▸ Instructions for the task:
Repeat each entry exactly and drop the pictures.

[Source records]

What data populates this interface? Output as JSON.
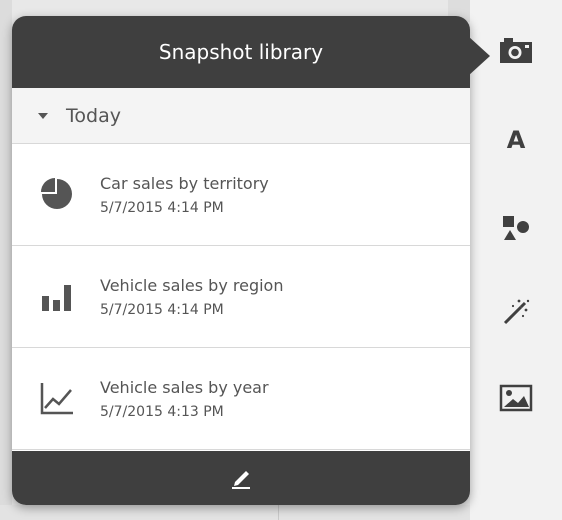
{
  "popover": {
    "title": "Snapshot library",
    "section": {
      "label": "Today",
      "expanded": true
    },
    "items": [
      {
        "title": "Car sales by territory",
        "date": "5/7/2015 4:14 PM",
        "icon": "pie-chart-icon"
      },
      {
        "title": "Vehicle sales by region",
        "date": "5/7/2015 4:14 PM",
        "icon": "bar-chart-icon"
      },
      {
        "title": "Vehicle sales by year",
        "date": "5/7/2015 4:13 PM",
        "icon": "line-chart-icon"
      }
    ],
    "footer": {
      "edit_icon": "pen-icon"
    }
  },
  "toolbar": {
    "tools": [
      {
        "icon": "camera-icon",
        "active": true
      },
      {
        "icon": "text-icon",
        "label": "A"
      },
      {
        "icon": "shapes-icon"
      },
      {
        "icon": "magic-wand-icon"
      },
      {
        "icon": "image-icon"
      }
    ]
  },
  "colors": {
    "header_bg": "#3f3f3f",
    "text": "#555555",
    "section_bg": "#f4f4f4",
    "toolbar_bg": "#f2f2f2"
  }
}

▸ Response to the task:
What data populates this interface? Output as JSON.
{
  "popover": {
    "title": "Snapshot library",
    "section": {
      "label": "Today",
      "expanded": true
    },
    "items": [
      {
        "title": "Car sales by territory",
        "date": "5/7/2015 4:14 PM",
        "icon": "pie-chart-icon"
      },
      {
        "title": "Vehicle sales by region",
        "date": "5/7/2015 4:14 PM",
        "icon": "bar-chart-icon"
      },
      {
        "title": "Vehicle sales by year",
        "date": "5/7/2015 4:13 PM",
        "icon": "line-chart-icon"
      }
    ],
    "footer": {
      "edit_icon": "pen-icon"
    }
  },
  "toolbar": {
    "tools": [
      {
        "icon": "camera-icon",
        "active": true
      },
      {
        "icon": "text-icon",
        "label": "A"
      },
      {
        "icon": "shapes-icon"
      },
      {
        "icon": "magic-wand-icon"
      },
      {
        "icon": "image-icon"
      }
    ]
  },
  "colors": {
    "header_bg": "#3f3f3f",
    "text": "#555555",
    "section_bg": "#f4f4f4",
    "toolbar_bg": "#f2f2f2"
  }
}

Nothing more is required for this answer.